• _WHAT TO DO_
Show every line of the data that contains the string "kind".

[Data records for software interfaces]
◆ ◆ ◆ ◆

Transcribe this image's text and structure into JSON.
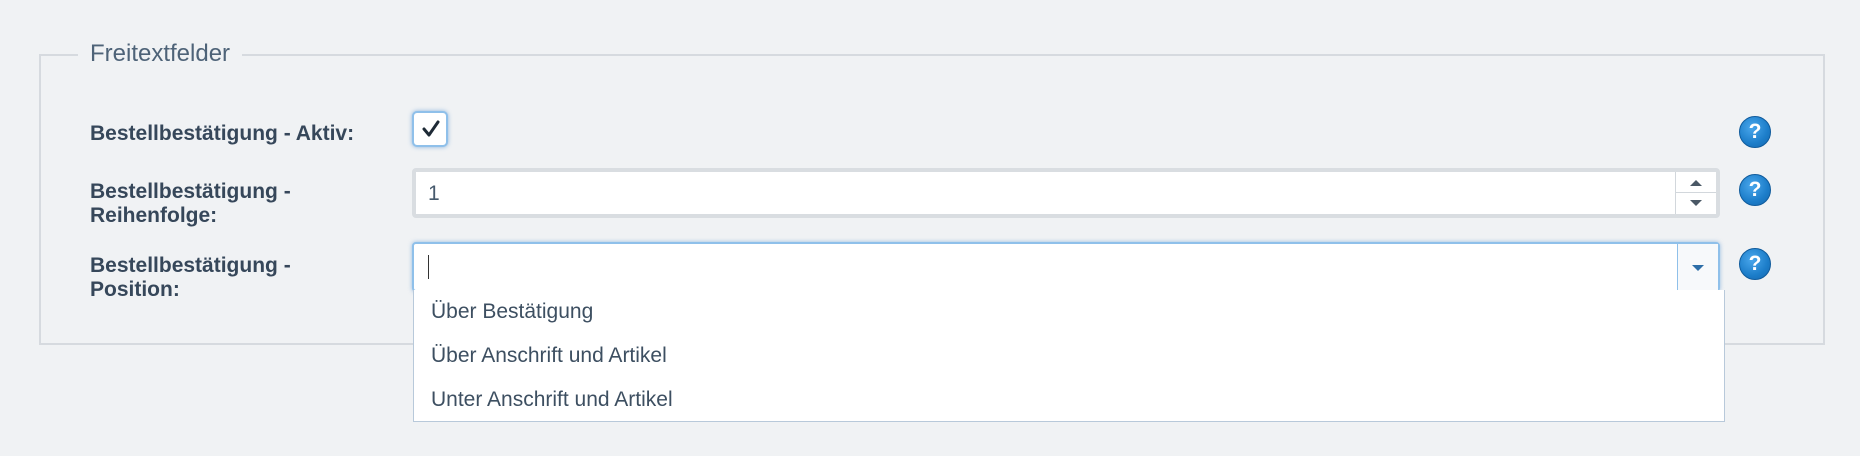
{
  "fieldset": {
    "legend": "Freitextfelder"
  },
  "fields": {
    "active": {
      "label": "Bestellbestätigung - Aktiv:",
      "checked": true
    },
    "order": {
      "label_line1": "Bestellbestätigung -",
      "label_line2": "Reihenfolge:",
      "value": "1"
    },
    "position": {
      "label_line1": "Bestellbestätigung -",
      "label_line2": "Position:",
      "value": ""
    }
  },
  "dropdown": {
    "options": [
      "Über Bestätigung",
      "Über Anschrift und Artikel",
      "Unter Anschrift und Artikel"
    ]
  },
  "help": {
    "glyph": "?"
  },
  "colors": {
    "accent": "#1c7dc9",
    "focus_border": "#8fc0ea",
    "label_text": "#36475a"
  }
}
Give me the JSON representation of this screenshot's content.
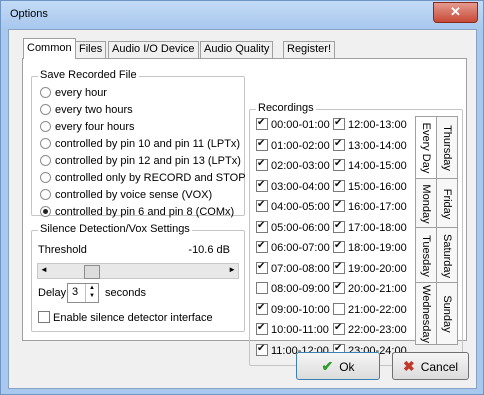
{
  "window": {
    "title": "Options",
    "close_glyph": "✕"
  },
  "tabs": [
    {
      "label": "Common",
      "active": true
    },
    {
      "label": "Files"
    },
    {
      "label": "Audio I/O Device"
    },
    {
      "label": "Audio Quality"
    },
    {
      "label": "Register!"
    }
  ],
  "save": {
    "legend": "Save Recorded File",
    "options": [
      "every hour",
      "every two hours",
      "every four hours",
      "controlled by pin 10 and pin 11 (LPTx)",
      "controlled by pin 12 and pin 13 (LPTx)",
      "controlled only by RECORD and STOP",
      "controlled by voice sense (VOX)",
      "controlled by pin 6 and pin 8 (COMx)"
    ],
    "selected_index": 7
  },
  "silence": {
    "legend": "Silence Detection/Vox Settings",
    "threshold_label": "Threshold",
    "threshold_value": "-10.6 dB",
    "slider_level": 0.2,
    "slider_left_arrow": "◄",
    "slider_right_arrow": "►",
    "delay_label": "Delay",
    "delay_value": "3",
    "delay_unit": "seconds",
    "enable_label": "Enable silence detector interface",
    "enable_checked": false
  },
  "recordings": {
    "legend": "Recordings",
    "left": [
      {
        "label": "00:00-01:00",
        "checked": true
      },
      {
        "label": "01:00-02:00",
        "checked": true
      },
      {
        "label": "02:00-03:00",
        "checked": true
      },
      {
        "label": "03:00-04:00",
        "checked": true
      },
      {
        "label": "04:00-05:00",
        "checked": true
      },
      {
        "label": "05:00-06:00",
        "checked": true
      },
      {
        "label": "06:00-07:00",
        "checked": true
      },
      {
        "label": "07:00-08:00",
        "checked": true
      },
      {
        "label": "08:00-09:00",
        "checked": false
      },
      {
        "label": "09:00-10:00",
        "checked": true
      },
      {
        "label": "10:00-11:00",
        "checked": true
      },
      {
        "label": "11:00-12:00",
        "checked": true
      }
    ],
    "right": [
      {
        "label": "12:00-13:00",
        "checked": true
      },
      {
        "label": "13:00-14:00",
        "checked": true
      },
      {
        "label": "14:00-15:00",
        "checked": true
      },
      {
        "label": "15:00-16:00",
        "checked": true
      },
      {
        "label": "16:00-17:00",
        "checked": true
      },
      {
        "label": "17:00-18:00",
        "checked": true
      },
      {
        "label": "18:00-19:00",
        "checked": true
      },
      {
        "label": "19:00-20:00",
        "checked": true
      },
      {
        "label": "20:00-21:00",
        "checked": true
      },
      {
        "label": "21:00-22:00",
        "checked": false
      },
      {
        "label": "22:00-23:00",
        "checked": true
      },
      {
        "label": "23:00-24:00",
        "checked": true
      }
    ],
    "days": [
      "Every Day",
      "Monday",
      "Tuesday",
      "Wednesday",
      "Thursday",
      "Friday",
      "Saturday",
      "Sunday"
    ],
    "active_day": "Every Day"
  },
  "buttons": {
    "ok_label": "Ok",
    "cancel_label": "Cancel",
    "ok_icon_color": "#2e9e2e",
    "cancel_icon_color": "#c0392b"
  }
}
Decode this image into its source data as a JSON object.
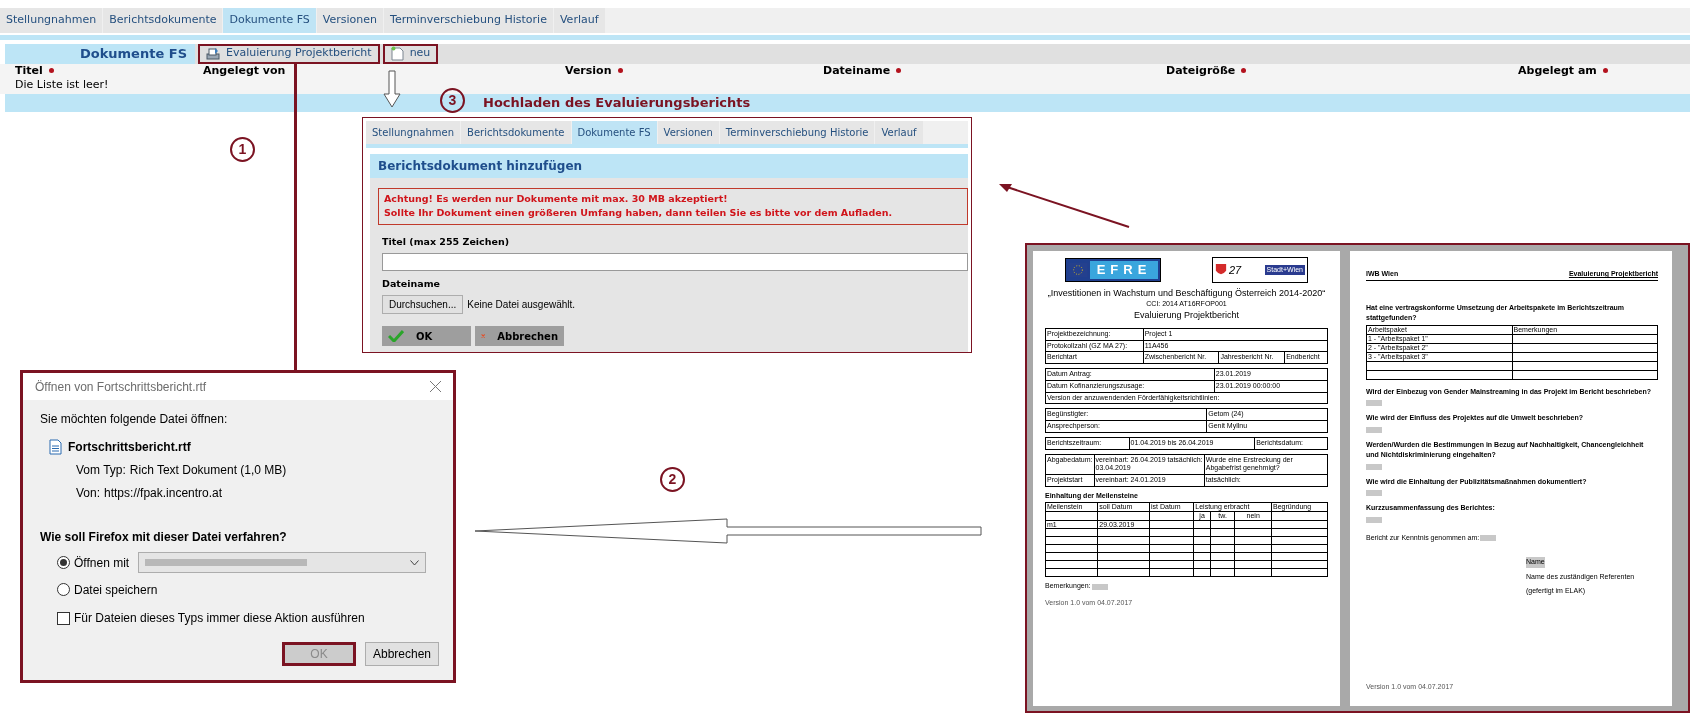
{
  "page": {
    "tabs": [
      {
        "label": "Stellungnahmen",
        "selected": false
      },
      {
        "label": "Berichtsdokumente",
        "selected": false
      },
      {
        "label": "Dokumente FS",
        "selected": true
      },
      {
        "label": "Versionen",
        "selected": false
      },
      {
        "label": "Terminverschiebung Historie",
        "selected": false
      },
      {
        "label": "Verlauf",
        "selected": false
      }
    ],
    "section_title": "Dokumente FS",
    "toolbar_buttons": [
      {
        "label": "Evaluierung Projektbericht",
        "kind": "export"
      },
      {
        "label": "neu",
        "kind": "new"
      }
    ],
    "columns": [
      {
        "label": "Titel",
        "sortable": true
      },
      {
        "label": "Angelegt von",
        "sortable": false
      },
      {
        "label": "Version",
        "sortable": true
      },
      {
        "label": "Dateiname",
        "sortable": true
      },
      {
        "label": "Dateigröße",
        "sortable": true
      },
      {
        "label": "Abgelegt am",
        "sortable": true
      }
    ],
    "empty_message": "Die Liste ist leer!"
  },
  "annotations": {
    "step_1": "1",
    "step_2": "2",
    "step_3": "3",
    "step_3_caption": "Hochladen des Evaluierungsberichts"
  },
  "upload_panel": {
    "tabs": [
      {
        "label": "Stellungnahmen",
        "selected": false
      },
      {
        "label": "Berichtsdokumente",
        "selected": false
      },
      {
        "label": "Dokumente FS",
        "selected": true
      },
      {
        "label": "Versionen",
        "selected": false
      },
      {
        "label": "Terminverschiebung Historie",
        "selected": false
      },
      {
        "label": "Verlauf",
        "selected": false
      }
    ],
    "title": "Berichtsdokument hinzufügen",
    "warning": [
      "Achtung! Es werden nur Dokumente mit max. 30 MB akzeptiert!",
      "Sollte Ihr Dokument einen größeren Umfang haben, dann teilen Sie es bitte vor dem Aufladen."
    ],
    "title_field": {
      "label": "Titel (max 255 Zeichen)"
    },
    "file_field": {
      "label": "Dateiname",
      "button": "Durchsuchen...",
      "status": "Keine Datei ausgewählt."
    },
    "buttons": [
      {
        "label": "OK",
        "kind": "ok"
      },
      {
        "label": "Abbrechen",
        "kind": "cancel"
      }
    ]
  },
  "open_dialog": {
    "title": "Öffnen von Fortschrittsbericht.rtf",
    "prompt": "Sie möchten folgende Datei öffnen:",
    "file_name": "Fortschrittsbericht.rtf",
    "details": [
      {
        "label": "Vom Typ:",
        "value": "Rich Text Dokument (1,0 MB)"
      },
      {
        "label": "Von:",
        "value": "https://fpak.incentro.at"
      }
    ],
    "question": "Wie soll Firefox mit dieser Datei verfahren?",
    "options": [
      {
        "label": "Öffnen mit",
        "selected": true,
        "kind": "select"
      },
      {
        "label": "Datei speichern",
        "selected": false,
        "kind": "plain"
      }
    ],
    "remember": {
      "label": "Für Dateien dieses Typs immer diese Aktion ausführen",
      "checked": false
    },
    "buttons": [
      {
        "label": "OK",
        "disabled": true
      },
      {
        "label": "Abbrechen",
        "disabled": false
      }
    ]
  },
  "document_preview": {
    "page_1": {
      "logo_left": "EFRE",
      "logo_right_number": "27",
      "logo_right_band": "Stadt+Wien",
      "heading": "„Investitionen in Wachstum und Beschäftigung Österreich 2014-2020“",
      "cci": "CCI: 2014 AT16RFOP001",
      "title": "Evaluierung Projektbericht",
      "tables": [
        [
          [
            "Projektbezeichnung:",
            "Project 1"
          ],
          [
            "Protokollzahl (GZ MA 27):",
            "11A456"
          ],
          [
            "Berichtart",
            "Zwischenbericht Nr.",
            "Jahresbericht Nr.",
            "Endbericht"
          ]
        ],
        [
          [
            "Datum Antrag:",
            "23.01.2019"
          ],
          [
            "Datum Kofinanzierungszusage:",
            "23.01.2019 00:00:00"
          ],
          [
            "Version der anzuwendenden Förderfähigkeitsrichtlinien:"
          ]
        ],
        [
          [
            "Begünstigter:",
            "Getom (24)"
          ],
          [
            "Ansprechperson:",
            "Genit Myllnu"
          ]
        ],
        [
          [
            "Berichtszeitraum:",
            "01.04.2019 bis 26.04.2019",
            "Berichtsdatum:"
          ]
        ],
        [
          [
            "Abgabedatum:",
            "vereinbart: 26.04.2019 tatsächlich: 03.04.2019",
            "Wurde eine Erstreckung der Abgabefrist genehmigt?"
          ],
          [
            "Projektstart",
            "vereinbart: 24.01.2019",
            "tatsächlich:"
          ]
        ]
      ],
      "milestones": {
        "heading": "Einhaltung der Meilensteine",
        "columns": [
          "Meilenstein",
          "soll Datum",
          "ist Datum",
          "Leistung erbracht",
          "Begründung"
        ],
        "subcolumns": [
          "ja",
          "tw.",
          "nein"
        ],
        "rows": [
          [
            "m1",
            "29.03.2019"
          ]
        ]
      },
      "remarks_label": "Bemerkungen:",
      "footer": "Version 1.0 vom 04.07.2017"
    },
    "page_2": {
      "header_left": "IWB Wien",
      "header_right": "Evaluierung Projektbericht",
      "work_question": "Hat eine vertragskonforme Umsetzung der Arbeitspakete im Berichtszeitraum stattgefunden?",
      "work_table": [
        [
          "Arbeitspaket",
          "Bemerkungen"
        ],
        [
          "1 - \"Arbeitspaket 1\""
        ],
        [
          "2 - \"Arbeitspaket 2\""
        ],
        [
          "3 - \"Arbeitspaket 3\""
        ]
      ],
      "questions": [
        "Wird der Einbezug von Gender Mainstreaming in das Projekt im Bericht beschrieben?",
        "Wie wird der Einfluss des Projektes auf die Umwelt beschrieben?",
        "Werden/Wurden die Bestimmungen in Bezug auf Nachhaltigkeit, Chancengleichheit und Nichtdiskriminierung eingehalten?",
        "Wie wird die Einhaltung der Publizitätsmaßnahmen dokumentiert?",
        "Kurzzusammenfassung des Berichtes:"
      ],
      "acknowledged": "Bericht zur Kenntnis genommen am:",
      "signature": [
        "Name",
        "Name des zuständigen Referenten",
        "(gefertigt im ELAK)"
      ],
      "footer": "Version 1.0 vom 04.07.2017"
    }
  }
}
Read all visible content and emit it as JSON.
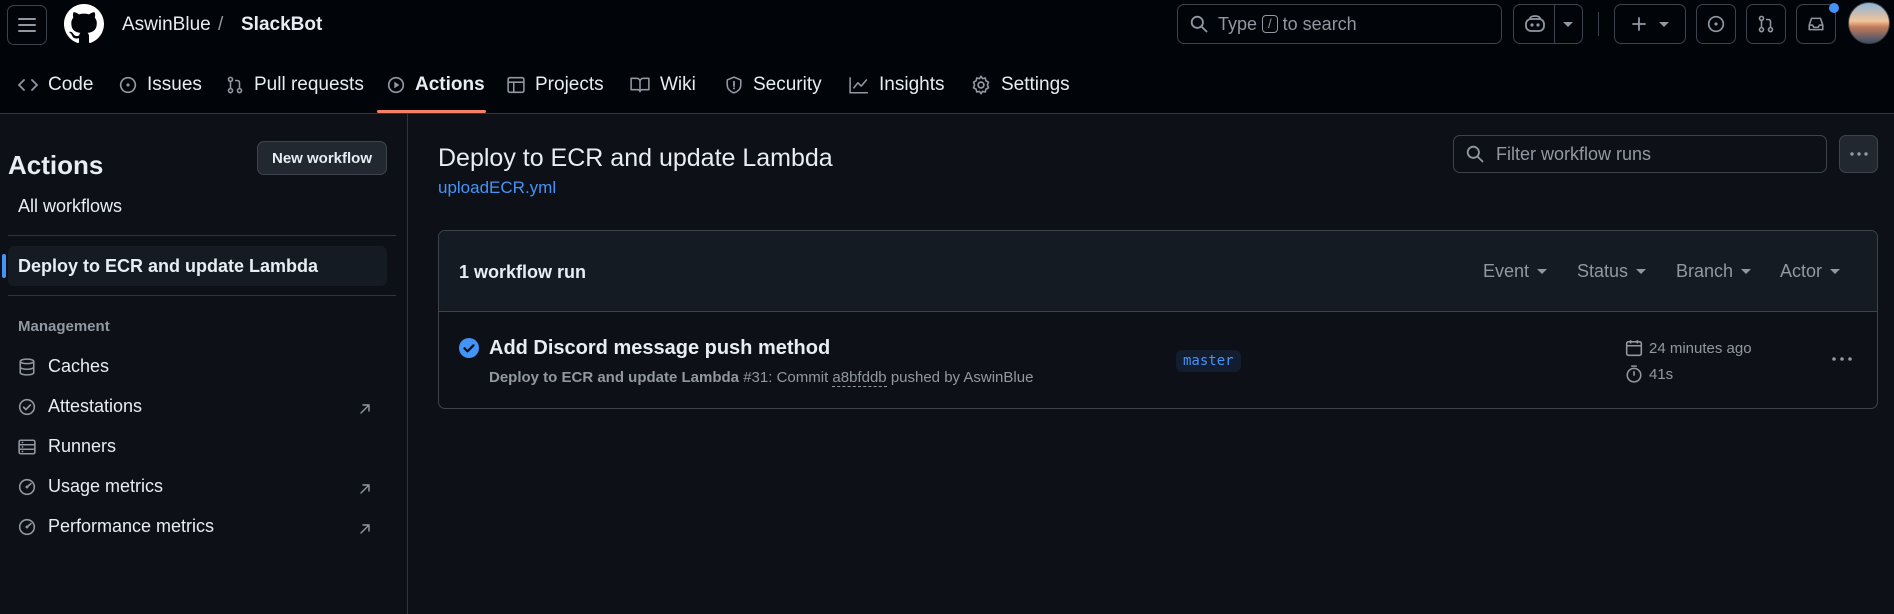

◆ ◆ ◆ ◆

• _WORKED SOLUTION_
        "kind": "export"
        "kind": "new"
        "kind": "ok"
        "kind": "cancel"
        "kind": "select"
        "kind": "plain"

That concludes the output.